“Improved global sentiment is the main catalyst and that’s driven by optimism Russia and OPEC will reach a deal cutting back production,” said Manny Cruz, strategist at Papa Securities. “The Philippines and Indonesia are leading the climb to bull territory for these were the hardest hit markets amid the virus sell-off.”

In Indonesia, the Jakarta Composite Index jumped by as much as 3.8 per cent, pushing its gain from its March 24 to more than 20 per cent, meeting the technical definition of a bull market. Some investors might be taking the depressed valuations and share prices as an opportunity to buy into the long-term prospects for the Southeast Asia’s biggest economy, according to Thendra Crisnanda, head of research at PT MNC Sekuritas.

“This roller-coaster ride of the Indonesian market has been amazing, although fundamentally this upswing cannot be explained with the companies facing downward earnings revisions this year,” Crisnanda said. “One possible explanation is if there are active funds who have conviction on the Indonesian market and are buying stocks on the dip.”

Indonesia has reported more than 2,000 confirmed cases of the coronavirus with a death toll of nearly 200, making it the country with highest fatalities in Asia after China. President Joko Widodo declared a national health emergency last week and ordered large scale social distancing to contain the spread of the virus that has killed more than 69,000 people worldwide and infected nearly 1.3 million. His administration has also introduced several measures to bolster the economy.

While strong, the gains could still prove to be merely relief rallies. The PSEi is still 33 per cent below its July 15 high. The JCI is 27 per cent off from its April 2019 peak, and the Kospi is still about 21 per cent down from its Jan 22 high.

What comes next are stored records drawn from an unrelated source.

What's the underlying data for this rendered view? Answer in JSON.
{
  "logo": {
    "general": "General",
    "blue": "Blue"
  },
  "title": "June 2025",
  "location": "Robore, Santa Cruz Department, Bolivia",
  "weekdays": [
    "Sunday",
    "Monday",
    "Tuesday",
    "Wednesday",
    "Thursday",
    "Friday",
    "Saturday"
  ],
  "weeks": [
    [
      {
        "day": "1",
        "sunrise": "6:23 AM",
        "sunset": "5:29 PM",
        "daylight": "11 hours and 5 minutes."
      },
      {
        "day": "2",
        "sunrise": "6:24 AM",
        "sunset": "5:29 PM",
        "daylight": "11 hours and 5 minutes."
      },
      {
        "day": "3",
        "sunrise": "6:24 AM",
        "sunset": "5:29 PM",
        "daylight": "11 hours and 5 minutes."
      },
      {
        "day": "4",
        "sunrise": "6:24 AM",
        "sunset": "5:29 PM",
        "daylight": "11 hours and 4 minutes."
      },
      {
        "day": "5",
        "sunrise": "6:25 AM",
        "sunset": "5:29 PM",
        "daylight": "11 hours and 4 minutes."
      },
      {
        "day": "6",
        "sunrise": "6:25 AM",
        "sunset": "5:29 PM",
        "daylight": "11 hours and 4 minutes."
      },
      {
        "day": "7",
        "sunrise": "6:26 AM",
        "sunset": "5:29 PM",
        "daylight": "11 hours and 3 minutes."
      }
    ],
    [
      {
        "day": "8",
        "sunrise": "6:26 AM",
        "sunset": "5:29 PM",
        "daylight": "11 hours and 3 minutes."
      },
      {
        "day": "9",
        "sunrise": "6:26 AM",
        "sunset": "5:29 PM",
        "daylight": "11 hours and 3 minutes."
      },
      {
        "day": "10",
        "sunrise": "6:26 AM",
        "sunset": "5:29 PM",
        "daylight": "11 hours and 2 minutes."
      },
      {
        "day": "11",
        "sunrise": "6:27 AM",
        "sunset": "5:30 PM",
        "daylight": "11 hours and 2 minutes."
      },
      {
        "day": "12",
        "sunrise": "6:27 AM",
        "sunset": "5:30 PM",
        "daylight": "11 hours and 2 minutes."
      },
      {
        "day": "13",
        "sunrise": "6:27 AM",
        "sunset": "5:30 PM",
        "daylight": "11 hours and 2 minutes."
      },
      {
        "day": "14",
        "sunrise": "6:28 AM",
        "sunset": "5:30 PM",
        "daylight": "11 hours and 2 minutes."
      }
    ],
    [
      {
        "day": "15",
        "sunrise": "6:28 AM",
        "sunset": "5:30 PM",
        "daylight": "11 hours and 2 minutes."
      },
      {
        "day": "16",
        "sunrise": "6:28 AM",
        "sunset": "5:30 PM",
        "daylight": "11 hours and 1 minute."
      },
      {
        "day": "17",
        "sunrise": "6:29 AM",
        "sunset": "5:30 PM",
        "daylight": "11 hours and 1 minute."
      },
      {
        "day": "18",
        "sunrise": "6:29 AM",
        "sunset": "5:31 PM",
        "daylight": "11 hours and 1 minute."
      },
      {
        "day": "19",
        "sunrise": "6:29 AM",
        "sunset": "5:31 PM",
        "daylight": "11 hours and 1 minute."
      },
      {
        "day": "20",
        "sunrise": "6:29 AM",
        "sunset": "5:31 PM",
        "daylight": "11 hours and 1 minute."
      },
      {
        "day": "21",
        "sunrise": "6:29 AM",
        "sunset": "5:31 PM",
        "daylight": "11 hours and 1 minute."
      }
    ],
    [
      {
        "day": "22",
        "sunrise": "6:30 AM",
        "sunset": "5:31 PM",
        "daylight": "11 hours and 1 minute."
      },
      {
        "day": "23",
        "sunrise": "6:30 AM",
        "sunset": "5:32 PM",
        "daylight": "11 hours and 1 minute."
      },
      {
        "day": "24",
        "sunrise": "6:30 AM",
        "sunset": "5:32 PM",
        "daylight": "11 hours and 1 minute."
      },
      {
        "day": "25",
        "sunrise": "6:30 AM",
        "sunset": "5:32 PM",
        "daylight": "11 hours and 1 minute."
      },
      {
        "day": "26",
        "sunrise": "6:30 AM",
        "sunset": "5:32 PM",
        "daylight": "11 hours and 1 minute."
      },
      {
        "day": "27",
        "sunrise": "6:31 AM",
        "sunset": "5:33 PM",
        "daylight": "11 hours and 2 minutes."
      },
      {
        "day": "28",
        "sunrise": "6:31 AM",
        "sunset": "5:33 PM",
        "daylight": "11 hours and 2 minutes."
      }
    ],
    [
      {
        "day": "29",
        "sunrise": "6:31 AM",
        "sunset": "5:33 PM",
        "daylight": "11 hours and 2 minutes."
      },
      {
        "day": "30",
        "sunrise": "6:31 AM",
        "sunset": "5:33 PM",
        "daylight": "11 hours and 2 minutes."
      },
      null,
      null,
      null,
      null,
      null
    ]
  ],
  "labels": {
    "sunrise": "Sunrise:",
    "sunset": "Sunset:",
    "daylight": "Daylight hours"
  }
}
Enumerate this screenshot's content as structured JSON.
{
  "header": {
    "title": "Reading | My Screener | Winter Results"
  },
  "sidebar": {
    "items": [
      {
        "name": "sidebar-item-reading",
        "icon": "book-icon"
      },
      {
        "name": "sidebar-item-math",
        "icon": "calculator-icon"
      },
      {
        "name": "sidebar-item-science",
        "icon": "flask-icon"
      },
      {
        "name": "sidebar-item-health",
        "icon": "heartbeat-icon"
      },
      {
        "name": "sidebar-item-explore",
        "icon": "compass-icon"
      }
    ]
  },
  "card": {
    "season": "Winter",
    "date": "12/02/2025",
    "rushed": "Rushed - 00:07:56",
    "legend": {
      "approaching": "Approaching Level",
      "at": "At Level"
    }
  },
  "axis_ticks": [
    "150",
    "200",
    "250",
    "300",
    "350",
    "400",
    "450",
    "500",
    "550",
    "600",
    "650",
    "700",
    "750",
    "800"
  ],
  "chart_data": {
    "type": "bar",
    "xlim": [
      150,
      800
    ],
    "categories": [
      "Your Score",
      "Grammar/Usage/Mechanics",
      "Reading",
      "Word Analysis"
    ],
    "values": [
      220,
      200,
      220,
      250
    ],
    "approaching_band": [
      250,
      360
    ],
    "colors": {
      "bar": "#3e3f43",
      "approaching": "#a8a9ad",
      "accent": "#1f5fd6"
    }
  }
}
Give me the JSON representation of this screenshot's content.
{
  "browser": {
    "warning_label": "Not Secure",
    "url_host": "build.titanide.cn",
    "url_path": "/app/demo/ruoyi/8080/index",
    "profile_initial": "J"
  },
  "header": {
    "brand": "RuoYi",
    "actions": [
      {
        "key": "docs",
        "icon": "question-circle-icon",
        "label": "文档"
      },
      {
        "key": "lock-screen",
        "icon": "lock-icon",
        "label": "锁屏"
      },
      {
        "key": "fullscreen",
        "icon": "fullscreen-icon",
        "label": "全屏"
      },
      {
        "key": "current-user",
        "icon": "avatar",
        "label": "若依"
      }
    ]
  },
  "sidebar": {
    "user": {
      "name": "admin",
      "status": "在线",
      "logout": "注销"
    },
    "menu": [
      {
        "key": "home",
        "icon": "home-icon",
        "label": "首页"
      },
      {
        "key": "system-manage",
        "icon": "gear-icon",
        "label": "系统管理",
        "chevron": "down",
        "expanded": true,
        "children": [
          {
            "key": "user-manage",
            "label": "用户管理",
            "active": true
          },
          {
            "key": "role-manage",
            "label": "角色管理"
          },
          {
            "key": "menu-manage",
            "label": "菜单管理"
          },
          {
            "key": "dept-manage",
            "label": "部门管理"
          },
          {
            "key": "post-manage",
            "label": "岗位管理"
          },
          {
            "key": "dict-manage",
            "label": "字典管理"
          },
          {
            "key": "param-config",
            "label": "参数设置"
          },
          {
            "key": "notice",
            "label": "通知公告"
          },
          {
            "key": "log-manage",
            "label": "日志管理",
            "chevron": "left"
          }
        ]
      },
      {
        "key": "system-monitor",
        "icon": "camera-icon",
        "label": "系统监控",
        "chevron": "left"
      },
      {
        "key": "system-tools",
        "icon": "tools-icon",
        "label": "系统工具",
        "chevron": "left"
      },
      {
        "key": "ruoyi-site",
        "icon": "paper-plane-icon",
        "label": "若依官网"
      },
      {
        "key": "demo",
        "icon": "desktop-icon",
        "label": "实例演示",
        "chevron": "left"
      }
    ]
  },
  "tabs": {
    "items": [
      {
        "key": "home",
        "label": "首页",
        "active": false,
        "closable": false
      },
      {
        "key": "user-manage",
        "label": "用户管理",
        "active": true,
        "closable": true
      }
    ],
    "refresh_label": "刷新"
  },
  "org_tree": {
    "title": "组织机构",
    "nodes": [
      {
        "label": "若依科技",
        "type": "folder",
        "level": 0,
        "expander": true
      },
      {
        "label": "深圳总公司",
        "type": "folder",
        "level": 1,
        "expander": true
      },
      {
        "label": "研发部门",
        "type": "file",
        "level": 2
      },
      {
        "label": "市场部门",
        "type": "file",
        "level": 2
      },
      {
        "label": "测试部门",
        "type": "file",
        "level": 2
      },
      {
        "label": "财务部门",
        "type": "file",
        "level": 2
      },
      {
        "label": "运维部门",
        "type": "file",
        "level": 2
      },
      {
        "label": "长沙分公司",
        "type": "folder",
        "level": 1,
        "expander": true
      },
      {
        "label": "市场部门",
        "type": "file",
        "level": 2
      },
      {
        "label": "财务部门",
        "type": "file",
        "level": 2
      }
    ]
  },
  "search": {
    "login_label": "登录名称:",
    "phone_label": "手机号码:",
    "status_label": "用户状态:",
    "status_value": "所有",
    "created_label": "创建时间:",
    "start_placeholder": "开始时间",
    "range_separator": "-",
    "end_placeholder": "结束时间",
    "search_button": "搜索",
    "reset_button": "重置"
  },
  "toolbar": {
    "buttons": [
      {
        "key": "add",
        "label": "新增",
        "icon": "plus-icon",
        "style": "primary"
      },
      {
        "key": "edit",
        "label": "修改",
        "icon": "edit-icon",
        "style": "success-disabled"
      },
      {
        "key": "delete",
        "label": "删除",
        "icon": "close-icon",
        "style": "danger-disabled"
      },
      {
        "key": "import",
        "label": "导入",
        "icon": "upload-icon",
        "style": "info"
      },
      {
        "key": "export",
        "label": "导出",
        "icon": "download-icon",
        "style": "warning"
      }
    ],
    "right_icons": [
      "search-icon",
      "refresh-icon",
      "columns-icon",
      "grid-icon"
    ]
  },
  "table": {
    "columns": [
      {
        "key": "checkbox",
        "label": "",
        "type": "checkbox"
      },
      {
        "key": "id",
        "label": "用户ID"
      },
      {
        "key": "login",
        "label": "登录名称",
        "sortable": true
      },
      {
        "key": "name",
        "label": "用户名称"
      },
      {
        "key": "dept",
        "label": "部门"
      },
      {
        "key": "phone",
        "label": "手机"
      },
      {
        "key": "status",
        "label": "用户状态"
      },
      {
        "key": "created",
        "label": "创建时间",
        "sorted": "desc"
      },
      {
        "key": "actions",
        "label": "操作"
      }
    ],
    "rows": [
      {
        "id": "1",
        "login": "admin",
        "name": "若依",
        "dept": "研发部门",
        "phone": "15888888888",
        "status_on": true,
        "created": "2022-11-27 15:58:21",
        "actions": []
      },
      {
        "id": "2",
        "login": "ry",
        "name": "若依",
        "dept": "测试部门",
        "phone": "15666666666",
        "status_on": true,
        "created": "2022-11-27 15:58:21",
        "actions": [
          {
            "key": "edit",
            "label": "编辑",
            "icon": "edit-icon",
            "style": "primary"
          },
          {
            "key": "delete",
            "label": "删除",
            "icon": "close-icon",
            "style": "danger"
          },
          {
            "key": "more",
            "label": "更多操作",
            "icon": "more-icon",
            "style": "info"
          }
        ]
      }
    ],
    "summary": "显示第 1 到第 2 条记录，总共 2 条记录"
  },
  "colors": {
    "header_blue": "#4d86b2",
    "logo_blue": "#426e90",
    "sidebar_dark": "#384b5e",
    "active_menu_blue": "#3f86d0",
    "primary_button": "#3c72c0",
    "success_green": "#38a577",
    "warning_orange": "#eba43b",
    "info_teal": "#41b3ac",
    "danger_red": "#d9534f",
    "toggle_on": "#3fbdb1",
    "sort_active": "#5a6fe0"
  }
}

“With a very light calendar globally today, there is enough momentum to keep the equity rally running through the course of the day and also into European time,” Jeffrey Halley, senior market analyst at Oanda Asia Pacific, wrote in a note. “All bets are off after that although I could see a couple of days of positive sentiment ahead, especially if those mortality rates keep falling.”